Should the LDs now work with the 45% Tories to fight Brown?
On the day of the best Tory poll figures for 15 years and only two days before the Lib Dems get their new leader there’s an audacious move by Cameron which could prove problematic for Nick Clegg or Chris Huhne.
For in an initiative calculated to put the new leader on the spot immediately Cameron has offered to join forces with the third party to forge a “new progressive alliance’ to challenge Gordon Brown.”
The offer comes in an article by the Tory leader on his website in which he says “I’ve always believed that political parties, even though they may have serious disagreements over many aspects of policy, should work together in areas where they agree..So I hope than in 2008 the Liberal Democrats and the Green party will join us in putting pressure on the government to decentralise power, and that together we can create a new progressive alliance to decentralise British politics.”

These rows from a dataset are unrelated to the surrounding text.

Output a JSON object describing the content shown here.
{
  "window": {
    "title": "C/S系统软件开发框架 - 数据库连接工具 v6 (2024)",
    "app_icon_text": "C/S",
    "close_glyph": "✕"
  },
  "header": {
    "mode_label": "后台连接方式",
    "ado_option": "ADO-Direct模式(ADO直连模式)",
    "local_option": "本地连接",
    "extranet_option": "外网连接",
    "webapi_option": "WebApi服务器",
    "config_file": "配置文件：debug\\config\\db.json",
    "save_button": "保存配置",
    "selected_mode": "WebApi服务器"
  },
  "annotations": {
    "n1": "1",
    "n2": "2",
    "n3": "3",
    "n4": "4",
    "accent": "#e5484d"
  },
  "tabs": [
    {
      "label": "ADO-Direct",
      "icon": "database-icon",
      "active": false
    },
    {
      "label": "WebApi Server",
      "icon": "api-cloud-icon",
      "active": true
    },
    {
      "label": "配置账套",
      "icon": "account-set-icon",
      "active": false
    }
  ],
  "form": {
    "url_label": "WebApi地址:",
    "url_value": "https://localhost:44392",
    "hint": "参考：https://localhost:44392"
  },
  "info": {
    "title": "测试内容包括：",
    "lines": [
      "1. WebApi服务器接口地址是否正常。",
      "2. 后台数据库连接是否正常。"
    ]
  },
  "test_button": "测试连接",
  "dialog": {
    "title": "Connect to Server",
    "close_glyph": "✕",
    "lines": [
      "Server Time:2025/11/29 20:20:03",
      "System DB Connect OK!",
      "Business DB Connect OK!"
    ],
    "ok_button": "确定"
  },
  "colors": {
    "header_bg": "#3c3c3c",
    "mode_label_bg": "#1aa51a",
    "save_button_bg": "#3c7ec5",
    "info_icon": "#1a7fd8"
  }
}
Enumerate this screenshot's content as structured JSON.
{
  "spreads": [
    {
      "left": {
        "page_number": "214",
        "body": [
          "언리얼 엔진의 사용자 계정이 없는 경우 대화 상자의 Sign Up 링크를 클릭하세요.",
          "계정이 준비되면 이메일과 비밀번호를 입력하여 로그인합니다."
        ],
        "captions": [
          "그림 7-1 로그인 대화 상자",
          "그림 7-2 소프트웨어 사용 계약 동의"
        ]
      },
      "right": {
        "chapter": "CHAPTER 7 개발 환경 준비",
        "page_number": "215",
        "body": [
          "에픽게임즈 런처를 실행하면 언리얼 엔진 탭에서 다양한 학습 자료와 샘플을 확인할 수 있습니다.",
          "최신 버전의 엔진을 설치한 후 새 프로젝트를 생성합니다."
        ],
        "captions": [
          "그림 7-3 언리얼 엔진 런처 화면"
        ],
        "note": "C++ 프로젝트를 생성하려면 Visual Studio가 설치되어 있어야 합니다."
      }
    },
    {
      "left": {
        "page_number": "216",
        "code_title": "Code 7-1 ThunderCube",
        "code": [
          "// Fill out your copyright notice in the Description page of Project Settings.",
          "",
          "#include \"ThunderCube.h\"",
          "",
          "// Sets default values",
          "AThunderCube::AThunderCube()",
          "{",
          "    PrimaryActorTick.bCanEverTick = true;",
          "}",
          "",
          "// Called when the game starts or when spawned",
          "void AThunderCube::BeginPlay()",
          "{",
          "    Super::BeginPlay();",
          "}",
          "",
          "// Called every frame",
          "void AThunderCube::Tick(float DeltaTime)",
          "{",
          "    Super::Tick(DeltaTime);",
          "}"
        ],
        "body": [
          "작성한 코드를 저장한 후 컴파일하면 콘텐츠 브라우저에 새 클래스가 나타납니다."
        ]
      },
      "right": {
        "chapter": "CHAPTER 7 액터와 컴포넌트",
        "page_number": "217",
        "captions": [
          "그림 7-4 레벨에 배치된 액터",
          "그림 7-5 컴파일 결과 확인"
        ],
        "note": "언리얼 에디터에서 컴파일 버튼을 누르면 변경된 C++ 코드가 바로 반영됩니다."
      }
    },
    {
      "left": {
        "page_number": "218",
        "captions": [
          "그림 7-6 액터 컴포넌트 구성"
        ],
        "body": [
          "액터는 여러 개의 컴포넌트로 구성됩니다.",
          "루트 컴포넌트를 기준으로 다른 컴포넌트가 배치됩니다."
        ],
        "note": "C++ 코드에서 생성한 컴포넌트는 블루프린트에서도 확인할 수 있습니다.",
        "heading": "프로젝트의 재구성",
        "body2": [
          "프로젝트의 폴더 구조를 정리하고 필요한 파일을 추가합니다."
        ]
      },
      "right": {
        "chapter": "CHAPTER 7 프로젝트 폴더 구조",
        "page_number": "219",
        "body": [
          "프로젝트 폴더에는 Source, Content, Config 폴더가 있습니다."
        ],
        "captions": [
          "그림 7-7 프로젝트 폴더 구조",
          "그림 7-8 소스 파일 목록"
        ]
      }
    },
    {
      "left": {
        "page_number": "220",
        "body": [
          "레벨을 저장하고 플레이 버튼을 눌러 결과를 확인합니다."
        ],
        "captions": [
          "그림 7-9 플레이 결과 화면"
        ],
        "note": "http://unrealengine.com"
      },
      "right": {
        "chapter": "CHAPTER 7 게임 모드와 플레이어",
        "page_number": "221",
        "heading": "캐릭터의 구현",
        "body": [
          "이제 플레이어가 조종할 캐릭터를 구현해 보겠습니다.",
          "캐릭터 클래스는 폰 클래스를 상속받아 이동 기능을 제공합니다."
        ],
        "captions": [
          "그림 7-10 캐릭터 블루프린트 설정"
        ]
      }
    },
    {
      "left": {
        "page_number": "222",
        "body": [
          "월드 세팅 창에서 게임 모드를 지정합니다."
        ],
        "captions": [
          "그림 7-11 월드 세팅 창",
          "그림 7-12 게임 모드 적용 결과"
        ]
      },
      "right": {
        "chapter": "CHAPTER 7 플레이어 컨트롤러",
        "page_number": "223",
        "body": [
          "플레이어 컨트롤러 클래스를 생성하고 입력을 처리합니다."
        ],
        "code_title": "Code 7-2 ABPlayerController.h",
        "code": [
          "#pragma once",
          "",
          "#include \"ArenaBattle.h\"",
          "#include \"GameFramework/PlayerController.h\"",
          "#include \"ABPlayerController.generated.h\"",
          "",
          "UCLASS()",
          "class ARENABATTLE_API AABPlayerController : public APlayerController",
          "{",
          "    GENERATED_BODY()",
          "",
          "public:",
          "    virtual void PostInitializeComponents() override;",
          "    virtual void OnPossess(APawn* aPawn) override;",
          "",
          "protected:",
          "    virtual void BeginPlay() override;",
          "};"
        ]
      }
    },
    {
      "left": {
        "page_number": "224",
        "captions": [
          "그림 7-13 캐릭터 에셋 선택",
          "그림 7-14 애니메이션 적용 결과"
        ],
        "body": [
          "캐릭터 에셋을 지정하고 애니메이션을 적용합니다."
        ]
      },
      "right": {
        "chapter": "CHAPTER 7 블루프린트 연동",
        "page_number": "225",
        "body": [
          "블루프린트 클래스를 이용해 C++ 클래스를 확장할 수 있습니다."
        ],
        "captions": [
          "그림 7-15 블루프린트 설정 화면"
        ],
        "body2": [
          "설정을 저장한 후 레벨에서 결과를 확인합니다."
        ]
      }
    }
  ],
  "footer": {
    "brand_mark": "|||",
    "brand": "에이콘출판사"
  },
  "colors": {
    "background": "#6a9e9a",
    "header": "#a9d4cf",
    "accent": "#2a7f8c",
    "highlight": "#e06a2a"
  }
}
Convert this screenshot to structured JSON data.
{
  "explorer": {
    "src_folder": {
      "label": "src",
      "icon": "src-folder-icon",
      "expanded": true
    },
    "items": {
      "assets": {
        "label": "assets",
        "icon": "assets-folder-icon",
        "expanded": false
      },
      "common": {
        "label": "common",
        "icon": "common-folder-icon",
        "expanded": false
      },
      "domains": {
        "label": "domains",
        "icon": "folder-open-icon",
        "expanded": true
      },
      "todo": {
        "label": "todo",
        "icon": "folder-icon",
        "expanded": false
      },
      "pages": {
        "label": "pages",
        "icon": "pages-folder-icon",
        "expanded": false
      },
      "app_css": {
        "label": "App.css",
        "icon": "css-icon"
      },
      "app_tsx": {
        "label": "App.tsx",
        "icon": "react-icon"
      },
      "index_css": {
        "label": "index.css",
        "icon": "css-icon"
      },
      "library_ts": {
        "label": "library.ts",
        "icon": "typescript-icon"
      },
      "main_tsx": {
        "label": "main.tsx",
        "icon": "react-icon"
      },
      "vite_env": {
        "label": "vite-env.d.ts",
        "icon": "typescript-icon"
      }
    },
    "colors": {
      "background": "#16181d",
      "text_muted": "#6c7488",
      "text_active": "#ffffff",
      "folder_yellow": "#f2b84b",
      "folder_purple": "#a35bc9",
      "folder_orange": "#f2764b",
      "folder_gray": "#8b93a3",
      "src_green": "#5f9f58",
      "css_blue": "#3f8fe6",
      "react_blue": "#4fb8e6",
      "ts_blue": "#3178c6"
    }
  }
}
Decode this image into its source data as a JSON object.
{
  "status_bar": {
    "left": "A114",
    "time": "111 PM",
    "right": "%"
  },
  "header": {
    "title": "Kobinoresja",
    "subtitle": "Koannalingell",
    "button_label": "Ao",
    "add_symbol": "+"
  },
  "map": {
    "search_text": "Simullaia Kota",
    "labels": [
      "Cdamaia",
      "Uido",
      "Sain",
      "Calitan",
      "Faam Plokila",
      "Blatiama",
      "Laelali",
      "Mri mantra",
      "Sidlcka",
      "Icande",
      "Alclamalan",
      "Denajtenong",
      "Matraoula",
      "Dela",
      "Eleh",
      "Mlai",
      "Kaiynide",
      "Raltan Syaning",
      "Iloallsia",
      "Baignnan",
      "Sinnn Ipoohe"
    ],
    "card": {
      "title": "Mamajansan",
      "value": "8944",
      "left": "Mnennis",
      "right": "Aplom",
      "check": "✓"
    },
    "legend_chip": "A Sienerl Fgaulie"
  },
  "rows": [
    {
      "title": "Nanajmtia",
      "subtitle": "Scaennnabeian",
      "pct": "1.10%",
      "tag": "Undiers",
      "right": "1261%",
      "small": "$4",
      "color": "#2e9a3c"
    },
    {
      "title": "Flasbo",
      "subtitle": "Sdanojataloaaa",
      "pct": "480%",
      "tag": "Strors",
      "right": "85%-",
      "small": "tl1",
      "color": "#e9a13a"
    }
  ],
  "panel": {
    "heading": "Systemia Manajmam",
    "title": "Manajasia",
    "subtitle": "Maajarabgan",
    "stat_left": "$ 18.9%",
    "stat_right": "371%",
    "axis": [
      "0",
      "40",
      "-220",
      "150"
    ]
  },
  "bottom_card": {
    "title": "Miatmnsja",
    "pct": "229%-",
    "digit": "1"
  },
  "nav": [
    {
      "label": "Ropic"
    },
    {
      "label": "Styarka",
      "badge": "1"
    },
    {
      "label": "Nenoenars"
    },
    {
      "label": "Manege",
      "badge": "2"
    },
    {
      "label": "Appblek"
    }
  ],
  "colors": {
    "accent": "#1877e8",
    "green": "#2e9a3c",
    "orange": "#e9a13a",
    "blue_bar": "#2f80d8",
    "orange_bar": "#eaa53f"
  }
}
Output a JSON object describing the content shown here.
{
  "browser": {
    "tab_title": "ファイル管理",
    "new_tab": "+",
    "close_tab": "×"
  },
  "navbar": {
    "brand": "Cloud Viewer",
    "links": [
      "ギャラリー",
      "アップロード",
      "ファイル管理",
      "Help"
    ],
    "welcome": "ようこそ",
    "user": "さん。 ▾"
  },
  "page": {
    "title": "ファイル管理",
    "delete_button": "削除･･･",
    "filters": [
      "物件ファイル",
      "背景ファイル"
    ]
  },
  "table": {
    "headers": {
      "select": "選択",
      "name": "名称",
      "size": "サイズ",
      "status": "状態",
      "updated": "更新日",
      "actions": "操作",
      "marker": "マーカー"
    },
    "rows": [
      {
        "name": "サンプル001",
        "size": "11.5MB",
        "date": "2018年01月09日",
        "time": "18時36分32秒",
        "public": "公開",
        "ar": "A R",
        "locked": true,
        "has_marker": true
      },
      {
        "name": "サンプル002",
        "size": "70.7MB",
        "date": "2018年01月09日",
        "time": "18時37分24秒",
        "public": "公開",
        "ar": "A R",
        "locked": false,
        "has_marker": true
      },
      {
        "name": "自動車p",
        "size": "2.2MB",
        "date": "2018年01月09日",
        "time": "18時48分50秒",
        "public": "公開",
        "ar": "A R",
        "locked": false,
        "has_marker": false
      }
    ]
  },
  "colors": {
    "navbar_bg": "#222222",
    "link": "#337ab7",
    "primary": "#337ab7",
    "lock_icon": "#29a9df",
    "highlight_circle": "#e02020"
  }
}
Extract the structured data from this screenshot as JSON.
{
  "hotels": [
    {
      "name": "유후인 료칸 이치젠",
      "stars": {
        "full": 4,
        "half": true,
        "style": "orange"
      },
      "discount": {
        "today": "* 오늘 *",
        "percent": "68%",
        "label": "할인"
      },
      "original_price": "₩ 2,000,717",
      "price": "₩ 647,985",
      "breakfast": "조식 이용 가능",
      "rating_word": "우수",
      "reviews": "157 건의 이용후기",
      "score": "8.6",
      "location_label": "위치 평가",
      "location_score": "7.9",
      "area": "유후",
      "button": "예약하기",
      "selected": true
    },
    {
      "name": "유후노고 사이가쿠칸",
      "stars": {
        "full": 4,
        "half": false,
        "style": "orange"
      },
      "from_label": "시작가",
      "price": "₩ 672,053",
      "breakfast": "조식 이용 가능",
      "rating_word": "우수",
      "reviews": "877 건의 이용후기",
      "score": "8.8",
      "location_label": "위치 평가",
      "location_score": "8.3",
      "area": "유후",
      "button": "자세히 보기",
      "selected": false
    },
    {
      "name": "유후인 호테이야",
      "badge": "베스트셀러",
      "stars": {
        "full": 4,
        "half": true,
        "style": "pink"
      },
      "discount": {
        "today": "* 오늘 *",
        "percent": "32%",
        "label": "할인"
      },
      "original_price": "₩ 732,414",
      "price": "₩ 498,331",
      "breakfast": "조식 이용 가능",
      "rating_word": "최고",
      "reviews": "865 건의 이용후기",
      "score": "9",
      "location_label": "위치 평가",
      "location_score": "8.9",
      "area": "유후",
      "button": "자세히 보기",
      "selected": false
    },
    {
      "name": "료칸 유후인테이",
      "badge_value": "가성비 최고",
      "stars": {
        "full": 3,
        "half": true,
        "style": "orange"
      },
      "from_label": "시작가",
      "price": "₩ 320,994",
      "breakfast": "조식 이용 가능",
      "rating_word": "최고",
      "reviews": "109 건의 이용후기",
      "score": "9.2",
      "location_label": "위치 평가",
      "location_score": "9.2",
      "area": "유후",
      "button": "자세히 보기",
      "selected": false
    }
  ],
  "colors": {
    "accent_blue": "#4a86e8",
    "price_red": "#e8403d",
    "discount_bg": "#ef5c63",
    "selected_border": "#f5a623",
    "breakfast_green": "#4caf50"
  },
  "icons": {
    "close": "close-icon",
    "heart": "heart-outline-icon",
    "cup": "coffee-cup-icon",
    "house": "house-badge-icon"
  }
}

This is quite challenging for the Lib Dems. If they rule it out of hand then immediately Cameron can portray them as being ready to prop up Labour as its popularity moves into a steep decline. But accepting the Cameron plan, even by only a token, could play havoc with the new leader’s relationship with the membership and the activist base.
The question of “which side are you really on” is one that the Lib Dems always have to find ways of avoiding an answer. Cameron’s move appears to have been designed them on the spot.
The YouGov data table from today’s poll sets out a lot of the problem – for it shows that even after everything that Labour has gone through in recent weeks Lib Dem supporters are more inclined to favour Brown over Cameron.
Cameron’s objective is, surely, to make sure that 2005 Lib Dem voters, who now say that they support his party will not drift back with the new leadership.